Globally there is growing concern about the health, social, environmental, and economic impacts of rising levels of inactivity and obesity, ..
Awarded by Australian National Health and Medical Research Council (NHMRC)
Awarded by NHMRC/National Heart Foundation
Awarded by NHMRC

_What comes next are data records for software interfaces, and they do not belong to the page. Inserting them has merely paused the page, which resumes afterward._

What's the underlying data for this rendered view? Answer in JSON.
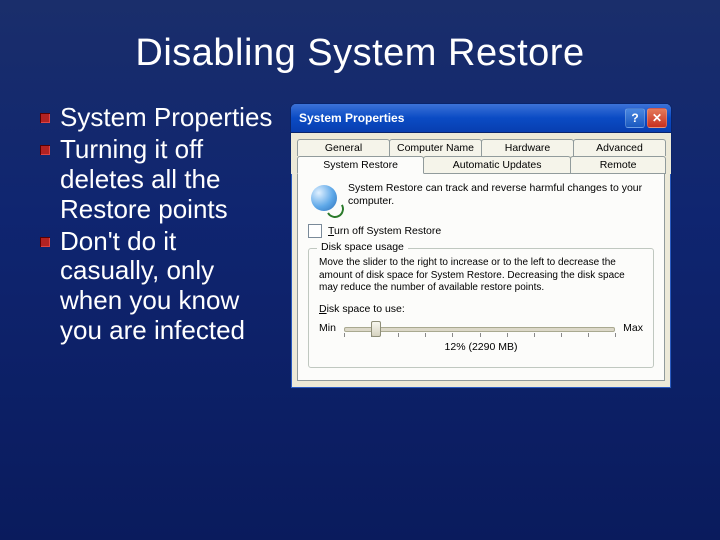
{
  "slide": {
    "title": "Disabling System Restore",
    "bullets": [
      "System Properties",
      "Turning it off deletes all the Restore points",
      "Don't do it casually, only when you know you are infected"
    ]
  },
  "window": {
    "title": "System Properties",
    "help_symbol": "?",
    "close_symbol": "✕",
    "tabs_row1": [
      "General",
      "Computer Name",
      "Hardware",
      "Advanced"
    ],
    "tabs_row2": [
      "System Restore",
      "Automatic Updates",
      "Remote"
    ],
    "active_tab": "System Restore",
    "intro": "System Restore can track and reverse harmful changes to your computer.",
    "checkbox_label": "Turn off System Restore",
    "groupbox": {
      "title": "Disk space usage",
      "desc": "Move the slider to the right to increase or to the left to decrease the amount of disk space for System Restore. Decreasing the disk space may reduce the number of available restore points.",
      "slider_label": "Disk space to use:",
      "min": "Min",
      "max": "Max",
      "value": "12% (2290 MB)"
    }
  }
}
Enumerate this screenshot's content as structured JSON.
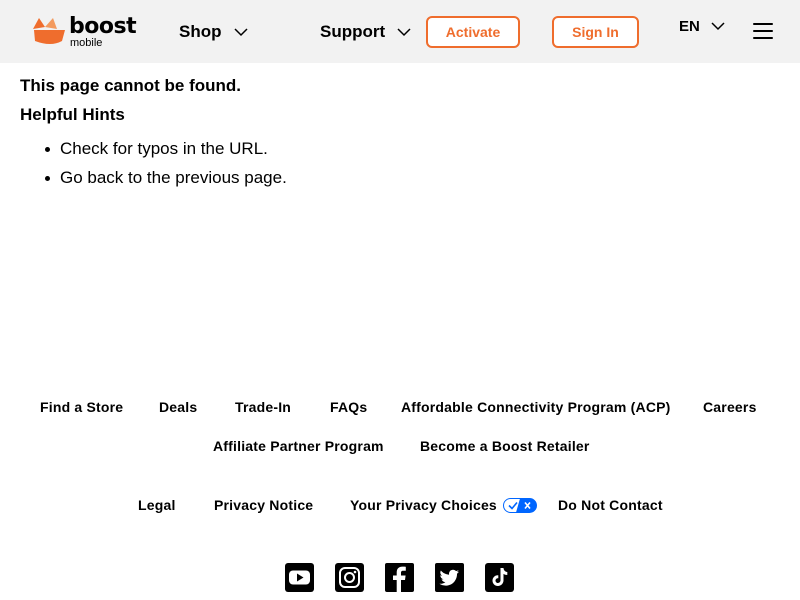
{
  "header": {
    "logo": {
      "word": "boost",
      "sub": "mobile"
    },
    "nav": [
      {
        "label": "Shop"
      },
      {
        "label": "Support"
      }
    ],
    "activate_label": "Activate",
    "signin_label": "Sign In",
    "language": "EN",
    "colors": {
      "background": "#f2f2f2",
      "accent": "#ef6d2d"
    }
  },
  "main": {
    "title": "This page cannot be found.",
    "hints_heading": "Helpful Hints",
    "hints": [
      "Check for typos in the URL.",
      "Go back to the previous page."
    ]
  },
  "footer": {
    "links_row1": [
      "Find a Store",
      "Deals",
      "Trade-In",
      "FAQs",
      "Affordable Connectivity Program (ACP)",
      "Careers"
    ],
    "links_row2": [
      "Affiliate Partner Program",
      "Become a Boost Retailer"
    ],
    "legal_links": [
      "Legal",
      "Privacy Notice",
      "Your Privacy Choices",
      "Do Not Contact"
    ],
    "social_icons": [
      "youtube-icon",
      "instagram-icon",
      "facebook-icon",
      "twitter-icon",
      "tiktok-icon"
    ]
  }
}
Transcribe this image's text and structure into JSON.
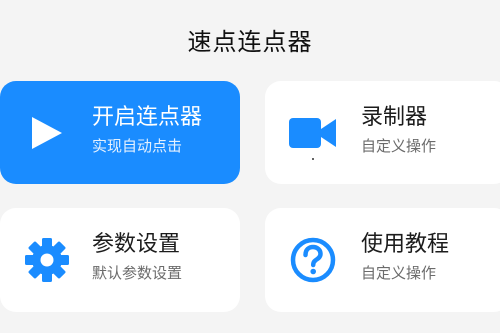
{
  "app": {
    "title": "速点连点器"
  },
  "colors": {
    "accent": "#1a8cff",
    "background": "#f4f4f4",
    "card": "#ffffff"
  },
  "cards": [
    {
      "title": "开启连点器",
      "subtitle": "实现自动点击",
      "icon": "play-icon",
      "active": true
    },
    {
      "title": "录制器",
      "subtitle": "自定义操作",
      "icon": "video-camera-icon",
      "active": false
    },
    {
      "title": "参数设置",
      "subtitle": "默认参数设置",
      "icon": "gear-icon",
      "active": false
    },
    {
      "title": "使用教程",
      "subtitle": "自定义操作",
      "icon": "question-circle-icon",
      "active": false
    }
  ]
}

The TREK study received funding from the Australian National Health and Medical Research Council (NHMRC; #403933). Hayley Christian is supported by a NHMRC/National Heart Foundation Early Career Fellowship (#1036350). Georgina Trapp is supported by a NHMRC Early Career Fellowship (#1073233) and Billie Giles-Corti is supported by a NHMRC Principal Research Fellow Award (#1004900). The authors acknowledge the contributions of the TREK study chief investigators Anna Timperio (Deakin University, Victoria, Australia), Gavin McCormack (University of Calgary, Alberta, Canada) and Max Bulsara (University of Notre Dame, Western Australia). Ms Pulan Bai provided administrative assistance.